The Methodology Manual underlines the relationship between RoHS and REACH and quotes Recital 16 of RoHS that indicates that information generated by REACH should be used when implementing regulations that cover Electrical & Electronic products. For more details on the RoHS – REACH relation read the SGS Safeguards bulletin No 009/14(http://newsletter.sgs.com/
The Methodology Manual is divided in three major sections:
Part I – Identification of Substances
Covers the identification of substances used in EEE, which may have negative impacts on human health, the environment or the efficient management of WEEE (Waste Electrical and Electronic Equipment).

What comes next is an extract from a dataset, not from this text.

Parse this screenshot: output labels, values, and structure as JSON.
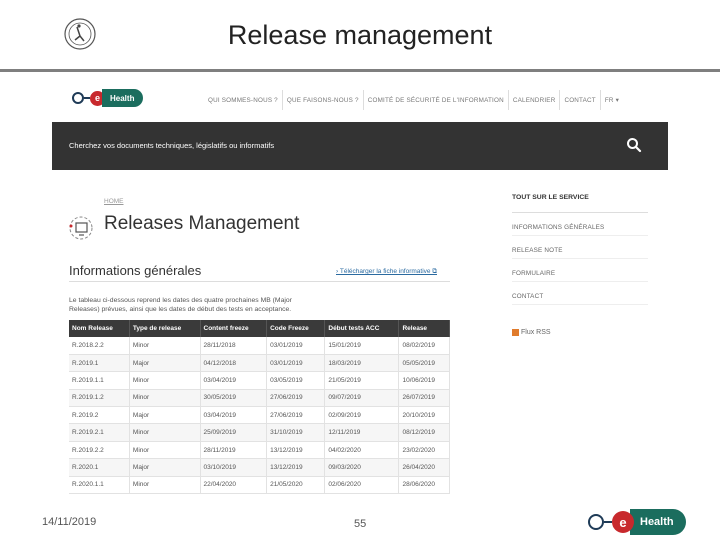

Part II – Pres-Assessment of Substances
Covering the prioritization of substances used in EEE, which may most likely have negative impacts on human health, the environment or the efficient management of WEEE.
Part III – Detailed Assessment of Substances
Covers the in-depth analysis of high priority substances that may lead to their restriction under RoHS 2.
Methodology Manual for Identification of Priority Substances
The application of the Methodology Manual has already resulted in the identification of various substances and their relevant level of priority. In addition to the four first priority substances mentioned above, additional substances have been identified and could be added to the list of restricted substances in the future. The complete 2nd Interim Report (http://www.umweltbundesamt.at/
Priority I Substances
Eleven substances have been identified as fulfilling all 3 waste criteria and the hazard properties (human health & environment)
- Bis (2-ethylhexyl)
- Butyl benzyl phthalate (BBP)
- Dibutyl phthalate (DBP)
- Diisobutylphtalate (DIBP)
- SCCP (short chained chlorinated paraffins), C10-13
Other halogenated compounds:
- Hexachlorobenzene (already listed in the Stockholm Convention
Priority II Substances
There are four substances that currently fulfill all 3 waste criteria and the hazard properties (human health & environment)
- 1Diethyl phthalate (DEP)
- MCCP (medium chained chlorinated paraffins), C14 – C17 Antimontrioxid
- Tetrabromobisphenol A”
Priority III Substances
Only one substance has been included in this priority category. That substance is: Polyvinylchloride.
Priority IV Substances
Five substances have been identified as belonging to the overall priority category IV:
- Nickel sulfate
- Nickel bis(sulfamidate);
- Beryllium metal
- Beryllium oxide (BeO)
- Indium phosphide
First Set of Public Consultations for Substances Evaluation
A first set of public consultations (http://www.umweltbundesamt.at/
The results will be published in a final report on the methodology developed for identification and assessment of substances.
The final conclusion of the identification and assessment process, and the draft recommendations for inclusion of substances in the RoHS2 list of restricted substances will be presented soon.
Knowledge of Restricted Substances under RoHS2 Is Key
Being on top of the list of substances currently restricted under RoHS 2 or those that are being evaluated for restriction is essential. It is also equally important to understand the process used to identify and prioritize substances for RoHS. This allows manufacturers and suppliers to proactively move towards an alternative substance assessment for their EEE and components.
About SGS Electrical and Electronics Services
Support with tackling the complex aspects of global hazardous substances regulations is available. Thanks to its industry expertise and global network of accredited labs, SGS is ideally positioned to support manufacturers, importers and retailers with technical assistance, process assessment, chemical and materials testing, and consulting services for RoHS (www.sgs.com/
For more information on the SGS services please contact the company’s experts.
SGS Consumer Testing Services
Environmental Compliance Management
Electrical and Electronics
SGS North America Inc.
t: +1 603 305 4103
SGS is the world’s leading inspection, verification, testing and certification company. SGS is recognized as the global benchmark for quality and integrity. With more than 80,000 employees, SGS operates a network of over 1,650 offices and laboratories around the world.